On the procedure adopted by the COMELEC in proceeding with the indirect contempt charges against petitioner, Section 52 (e), Article VII of the Omnibus Election Code pertinently provides:
Section 52. Powers and functions of the Commission on Elections.
(e) Punish contempts provided for in the Rules of Court in the same procedure and with the same penalties provided therin. Any violation of any final and executory decision, order or ruling of the Commission shall constitute contempt thereof. [Emphasis ours.]
The aforecited provision of law is implemented by Rule 29 of COMELEC’s Rules of Procedure, Section 2 of which states:
Rule 29 – Contempt
Sec. 1. xxx
Sec. 2. Indirect Contempt. – After charge in writing has been filed with the Commission or Division, as the case may be, and an opportunity given to the respondent to be heard by himself or counsel, a person guilty of the following acts may be punished for indirect contempt:
(a) Misbehavior of the responsible officer of the Commission in the performance of his official duties or in his official transactions;
(b) Disobedience of or resistance to a lawful writ, process, order, judgment or command of the Commission or any of its Divisions, or injunction or restraining order granted by it;
(c) Any abuse of or any inlawful interference with the process or proceedings of the Commission or any of its Divisions not constituting direct contempt under Section 1 of this Rules;
(d) Any improper conduct tending, directly or indirectly, to impede, obstruct, or degrade the administration of justice by the Commission or any of its Divisions;
(e) Assuming to be an attorney and acting as such without authority; and
(f) Failure to obey a subpoena duly served.
SEC. 3 Penalty for Indirect Contempt. – If adjudged guilty, the accused may be punished by a fine not exceeding one thousand (P1,000.00) pesos or imprisonment for not more than six (6) months, or both, at the discretion of the Commission or Division.
The language of the Omnibus Election Code and the COMELEC Rules of Procedure is broad enough to allow the initiation of indirect contempt proceedings by the COMELEC motu proprio. Furthermore, the above-quoted provision of Section 52(e), Article VII of the Omnibus Election Code explicitly adopts the procedure and penalties provided by the Rules of Court. Under Section 4, Rule 71, said proceedings may be initiated motu proprio by the COMELEC, viz:
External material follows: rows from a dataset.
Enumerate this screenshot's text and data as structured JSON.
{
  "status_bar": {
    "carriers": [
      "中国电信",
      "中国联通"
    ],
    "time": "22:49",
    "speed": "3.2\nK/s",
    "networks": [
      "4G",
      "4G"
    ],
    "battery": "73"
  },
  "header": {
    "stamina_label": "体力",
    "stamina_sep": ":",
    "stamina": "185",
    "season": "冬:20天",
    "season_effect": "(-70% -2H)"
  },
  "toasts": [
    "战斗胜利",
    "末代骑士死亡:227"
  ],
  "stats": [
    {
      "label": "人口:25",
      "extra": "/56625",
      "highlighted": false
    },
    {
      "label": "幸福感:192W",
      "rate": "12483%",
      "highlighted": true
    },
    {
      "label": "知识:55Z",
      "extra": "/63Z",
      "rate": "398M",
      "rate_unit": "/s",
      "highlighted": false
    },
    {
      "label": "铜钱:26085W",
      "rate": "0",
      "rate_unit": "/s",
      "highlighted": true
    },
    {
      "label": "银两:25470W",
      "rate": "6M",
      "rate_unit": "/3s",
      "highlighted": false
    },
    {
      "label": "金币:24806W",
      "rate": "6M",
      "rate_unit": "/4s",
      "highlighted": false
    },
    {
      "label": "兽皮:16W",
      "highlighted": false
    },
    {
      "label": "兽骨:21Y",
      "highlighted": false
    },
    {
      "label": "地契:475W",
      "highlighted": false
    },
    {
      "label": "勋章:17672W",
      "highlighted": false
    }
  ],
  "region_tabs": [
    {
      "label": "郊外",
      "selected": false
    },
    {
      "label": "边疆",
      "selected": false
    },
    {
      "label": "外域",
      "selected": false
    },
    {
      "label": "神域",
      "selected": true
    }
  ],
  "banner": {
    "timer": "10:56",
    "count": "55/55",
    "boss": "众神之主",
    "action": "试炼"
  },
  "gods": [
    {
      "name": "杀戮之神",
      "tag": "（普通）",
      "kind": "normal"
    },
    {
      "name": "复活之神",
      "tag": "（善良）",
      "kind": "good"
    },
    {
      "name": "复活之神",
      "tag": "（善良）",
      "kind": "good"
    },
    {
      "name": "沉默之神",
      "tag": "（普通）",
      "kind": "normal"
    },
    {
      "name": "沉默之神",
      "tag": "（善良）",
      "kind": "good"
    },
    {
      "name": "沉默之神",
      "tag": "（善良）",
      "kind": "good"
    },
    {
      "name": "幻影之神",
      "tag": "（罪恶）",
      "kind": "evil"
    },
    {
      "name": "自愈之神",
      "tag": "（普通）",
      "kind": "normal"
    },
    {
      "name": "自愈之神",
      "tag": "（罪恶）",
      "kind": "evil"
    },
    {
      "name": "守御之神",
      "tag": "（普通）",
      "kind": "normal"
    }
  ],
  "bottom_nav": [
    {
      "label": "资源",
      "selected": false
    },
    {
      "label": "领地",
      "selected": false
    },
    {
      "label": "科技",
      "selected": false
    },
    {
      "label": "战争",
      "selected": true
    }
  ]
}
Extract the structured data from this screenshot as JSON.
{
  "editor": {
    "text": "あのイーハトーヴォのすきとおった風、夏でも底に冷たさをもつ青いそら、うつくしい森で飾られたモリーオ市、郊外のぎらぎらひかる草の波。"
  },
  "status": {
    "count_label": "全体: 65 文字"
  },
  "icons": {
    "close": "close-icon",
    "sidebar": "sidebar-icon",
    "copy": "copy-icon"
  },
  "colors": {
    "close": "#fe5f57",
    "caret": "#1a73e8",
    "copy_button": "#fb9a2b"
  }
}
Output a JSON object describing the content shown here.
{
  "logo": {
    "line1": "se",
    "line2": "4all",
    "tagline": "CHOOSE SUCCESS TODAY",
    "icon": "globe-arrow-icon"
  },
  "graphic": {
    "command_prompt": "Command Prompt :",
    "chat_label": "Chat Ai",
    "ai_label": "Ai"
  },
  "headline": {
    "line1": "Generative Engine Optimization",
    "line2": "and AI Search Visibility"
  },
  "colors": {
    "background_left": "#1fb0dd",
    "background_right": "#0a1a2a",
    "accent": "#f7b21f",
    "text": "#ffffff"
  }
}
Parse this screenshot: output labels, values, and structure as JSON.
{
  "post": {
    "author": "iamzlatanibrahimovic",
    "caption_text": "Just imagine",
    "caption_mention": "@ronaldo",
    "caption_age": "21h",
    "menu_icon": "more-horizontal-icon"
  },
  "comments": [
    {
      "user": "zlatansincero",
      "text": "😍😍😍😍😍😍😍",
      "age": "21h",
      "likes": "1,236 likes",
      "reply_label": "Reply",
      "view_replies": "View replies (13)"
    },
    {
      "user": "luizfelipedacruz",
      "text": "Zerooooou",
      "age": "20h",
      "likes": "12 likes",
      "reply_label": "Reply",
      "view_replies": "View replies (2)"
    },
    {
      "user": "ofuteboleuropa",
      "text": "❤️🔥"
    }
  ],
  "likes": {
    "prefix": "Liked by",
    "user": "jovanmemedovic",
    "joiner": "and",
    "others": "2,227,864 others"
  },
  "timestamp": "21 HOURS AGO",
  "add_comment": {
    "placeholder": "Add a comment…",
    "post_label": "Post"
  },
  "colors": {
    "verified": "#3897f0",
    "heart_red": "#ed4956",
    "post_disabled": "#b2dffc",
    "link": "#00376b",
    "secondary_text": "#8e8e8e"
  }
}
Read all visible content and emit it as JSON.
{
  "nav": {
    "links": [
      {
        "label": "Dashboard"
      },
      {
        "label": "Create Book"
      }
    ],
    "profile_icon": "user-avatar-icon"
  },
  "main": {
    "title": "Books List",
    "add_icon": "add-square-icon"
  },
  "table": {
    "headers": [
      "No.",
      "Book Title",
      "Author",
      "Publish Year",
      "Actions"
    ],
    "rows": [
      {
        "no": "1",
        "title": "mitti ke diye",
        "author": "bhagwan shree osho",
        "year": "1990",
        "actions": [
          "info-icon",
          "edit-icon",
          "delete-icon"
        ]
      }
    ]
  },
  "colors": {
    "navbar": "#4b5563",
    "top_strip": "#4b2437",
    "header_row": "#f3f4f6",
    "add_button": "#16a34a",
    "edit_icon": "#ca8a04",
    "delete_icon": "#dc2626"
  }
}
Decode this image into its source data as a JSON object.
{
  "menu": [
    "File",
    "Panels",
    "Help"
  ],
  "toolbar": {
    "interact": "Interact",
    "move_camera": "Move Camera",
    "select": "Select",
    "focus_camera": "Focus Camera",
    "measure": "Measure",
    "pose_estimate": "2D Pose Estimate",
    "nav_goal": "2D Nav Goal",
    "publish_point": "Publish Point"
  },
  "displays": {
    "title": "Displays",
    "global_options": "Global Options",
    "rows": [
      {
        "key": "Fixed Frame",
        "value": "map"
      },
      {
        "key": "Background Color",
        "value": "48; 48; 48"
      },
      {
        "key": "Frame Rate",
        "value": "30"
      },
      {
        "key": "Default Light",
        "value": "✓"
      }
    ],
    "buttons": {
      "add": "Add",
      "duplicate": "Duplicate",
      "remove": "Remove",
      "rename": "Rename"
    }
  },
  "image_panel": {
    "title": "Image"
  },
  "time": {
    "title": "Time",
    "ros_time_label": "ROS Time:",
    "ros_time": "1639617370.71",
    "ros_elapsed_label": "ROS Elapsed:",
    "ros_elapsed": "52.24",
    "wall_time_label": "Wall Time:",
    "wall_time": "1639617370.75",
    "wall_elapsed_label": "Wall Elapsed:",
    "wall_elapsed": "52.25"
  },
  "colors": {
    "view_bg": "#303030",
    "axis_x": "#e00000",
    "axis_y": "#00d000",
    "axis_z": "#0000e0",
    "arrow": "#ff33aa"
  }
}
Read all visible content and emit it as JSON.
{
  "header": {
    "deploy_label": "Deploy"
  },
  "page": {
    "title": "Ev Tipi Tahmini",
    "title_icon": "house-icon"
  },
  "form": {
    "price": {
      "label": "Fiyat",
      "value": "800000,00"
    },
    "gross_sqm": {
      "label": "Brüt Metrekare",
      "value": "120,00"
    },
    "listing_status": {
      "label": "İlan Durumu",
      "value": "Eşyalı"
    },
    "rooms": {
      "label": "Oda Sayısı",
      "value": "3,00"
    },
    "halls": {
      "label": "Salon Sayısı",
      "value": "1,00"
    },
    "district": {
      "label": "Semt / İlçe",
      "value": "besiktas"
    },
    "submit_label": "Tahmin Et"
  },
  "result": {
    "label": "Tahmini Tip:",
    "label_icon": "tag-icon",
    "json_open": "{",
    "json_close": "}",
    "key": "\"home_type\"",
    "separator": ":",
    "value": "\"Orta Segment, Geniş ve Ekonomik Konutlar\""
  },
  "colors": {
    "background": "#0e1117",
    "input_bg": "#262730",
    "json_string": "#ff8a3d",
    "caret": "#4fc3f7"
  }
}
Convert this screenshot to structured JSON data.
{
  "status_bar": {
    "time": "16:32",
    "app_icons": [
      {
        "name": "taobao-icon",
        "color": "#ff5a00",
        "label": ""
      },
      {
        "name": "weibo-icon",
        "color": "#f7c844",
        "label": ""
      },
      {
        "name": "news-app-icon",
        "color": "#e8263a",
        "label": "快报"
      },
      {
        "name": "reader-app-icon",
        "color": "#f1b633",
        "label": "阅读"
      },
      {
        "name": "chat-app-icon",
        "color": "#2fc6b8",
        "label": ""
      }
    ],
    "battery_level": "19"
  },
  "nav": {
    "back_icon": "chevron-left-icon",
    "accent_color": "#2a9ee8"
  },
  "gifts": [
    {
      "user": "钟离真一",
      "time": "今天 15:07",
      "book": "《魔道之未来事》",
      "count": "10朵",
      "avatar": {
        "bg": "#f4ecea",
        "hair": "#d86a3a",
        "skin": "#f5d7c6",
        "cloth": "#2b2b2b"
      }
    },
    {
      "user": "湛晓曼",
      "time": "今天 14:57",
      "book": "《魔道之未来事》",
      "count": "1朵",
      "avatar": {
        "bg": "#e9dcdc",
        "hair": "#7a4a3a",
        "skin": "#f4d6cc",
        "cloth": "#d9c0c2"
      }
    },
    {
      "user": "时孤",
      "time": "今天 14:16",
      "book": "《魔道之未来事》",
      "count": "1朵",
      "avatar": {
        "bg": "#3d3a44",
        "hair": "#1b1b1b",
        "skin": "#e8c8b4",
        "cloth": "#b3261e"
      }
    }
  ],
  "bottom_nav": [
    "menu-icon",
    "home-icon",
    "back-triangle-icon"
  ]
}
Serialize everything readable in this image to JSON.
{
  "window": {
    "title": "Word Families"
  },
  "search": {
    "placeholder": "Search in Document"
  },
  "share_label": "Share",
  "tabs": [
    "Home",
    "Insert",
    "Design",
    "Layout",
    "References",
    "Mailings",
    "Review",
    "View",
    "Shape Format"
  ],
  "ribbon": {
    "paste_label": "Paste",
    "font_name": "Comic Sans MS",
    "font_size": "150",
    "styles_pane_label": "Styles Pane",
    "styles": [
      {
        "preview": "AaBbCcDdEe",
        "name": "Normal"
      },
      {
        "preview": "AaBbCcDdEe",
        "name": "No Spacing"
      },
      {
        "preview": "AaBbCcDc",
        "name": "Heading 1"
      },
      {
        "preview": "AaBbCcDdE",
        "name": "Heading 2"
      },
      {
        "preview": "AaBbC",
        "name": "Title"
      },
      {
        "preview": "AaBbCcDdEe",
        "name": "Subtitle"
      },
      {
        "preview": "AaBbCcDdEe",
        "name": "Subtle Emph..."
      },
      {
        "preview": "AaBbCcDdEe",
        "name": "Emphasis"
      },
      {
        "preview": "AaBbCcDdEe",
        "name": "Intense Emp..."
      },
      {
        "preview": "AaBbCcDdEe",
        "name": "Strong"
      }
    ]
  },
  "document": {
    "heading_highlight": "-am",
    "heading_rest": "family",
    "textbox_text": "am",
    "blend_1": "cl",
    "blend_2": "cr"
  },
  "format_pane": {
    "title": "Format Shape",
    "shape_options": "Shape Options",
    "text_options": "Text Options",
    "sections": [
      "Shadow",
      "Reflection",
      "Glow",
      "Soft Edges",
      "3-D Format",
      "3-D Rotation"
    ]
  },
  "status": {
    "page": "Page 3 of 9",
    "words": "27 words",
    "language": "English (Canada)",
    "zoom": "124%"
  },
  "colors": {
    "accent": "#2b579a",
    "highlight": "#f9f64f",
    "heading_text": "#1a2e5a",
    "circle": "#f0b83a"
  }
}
SEC. 4. How proceedings commenced. – Proceedings for indirect contempt may be initiated motu proprio by the court against which the contempt was committed by an order or any other formal charge requiring the respondent to show cause why he should not be punished for contempt.
In all other cases, charges for indirect contempt shall be commenced by a verified petition with supporting particulars and certified true copies of documents or papers involved therein, and upon full compliance with the requirements for filing initiatory pleadings for civil actions in the court concerned. If the contempt charges arose out of or are related to a principal action pending in the court, the petition for contempt shall allege that fact but said petition shall be docketed, heard and decided separately, unless the court in its discretion orders the consolidation of the contempt charge and the principal action for joint hearing and decision.
Hence, the COMELEC properly assumed jurisdiction over the indirect contempt proceedings which were initiated by its Task Force Maguindanao, through a Contempt Charge and Show Cause Order, notwithstanding the absence of any complaint filed by a private party.